There is no doubt that the oil giant BP has serious questions to answer in the Gulf of Mexico oil spill – probably the worst in US history.
Yet BP’s Tony Hayward is on the spot not dodging the issue heading the company’s efforts to stem the leak and then clear up the mess.
However I believe two other companies, both American, are also involved in this disaster – one of whom owns the rig that blew up killing workers. Heaven forbid they should be left out of this oily equation.
I am puzzled that President Obama instead of backing BP to find a solution to this appalling problem is more intent on kicking arse instead.
In the process he is driving down the BP share price and so hitting pensioners in his own country and the UK whose funds have collapsed largely under his onslaught.
Whatever the end result of this most tragic disaster it will be insignificant compared to the Bhopal gas explosion in 1984 in which 20,000 Indians lost their lives and 500,000 had their health destroyed.

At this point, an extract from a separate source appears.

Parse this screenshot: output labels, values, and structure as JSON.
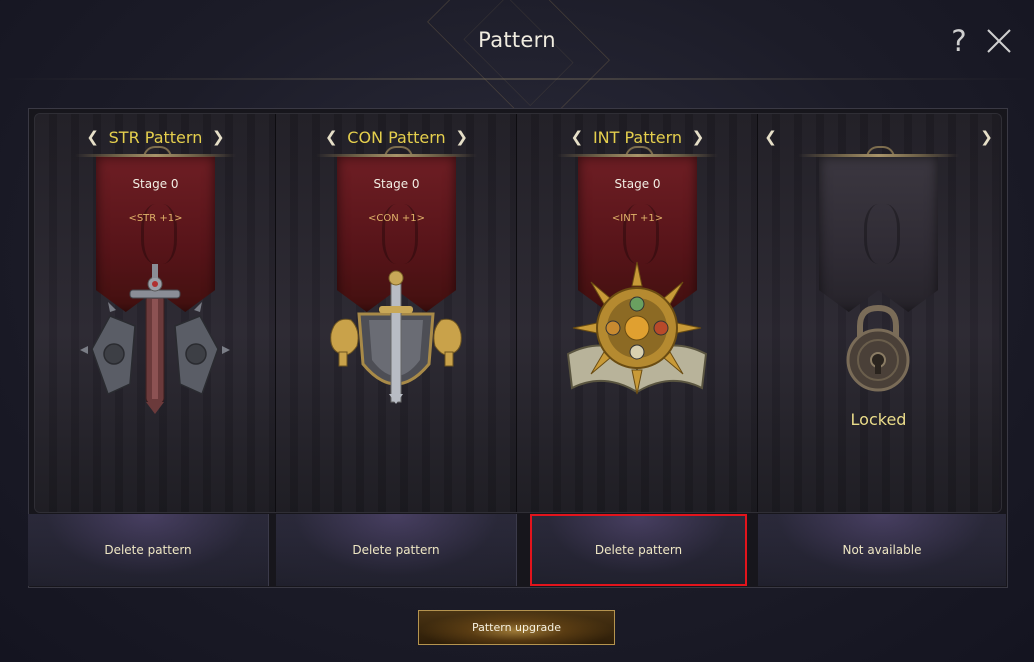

The US company Union Carbide was responsible and the US government arranged for its chief executive Warren Anderson to flee the country never to face justice.
So before we leap to judgement in the Obama-style let us compare the actions of BP and Tony Hayward with those of Union Carbide and Warren Anderson – and then pronounce who is the slick operator.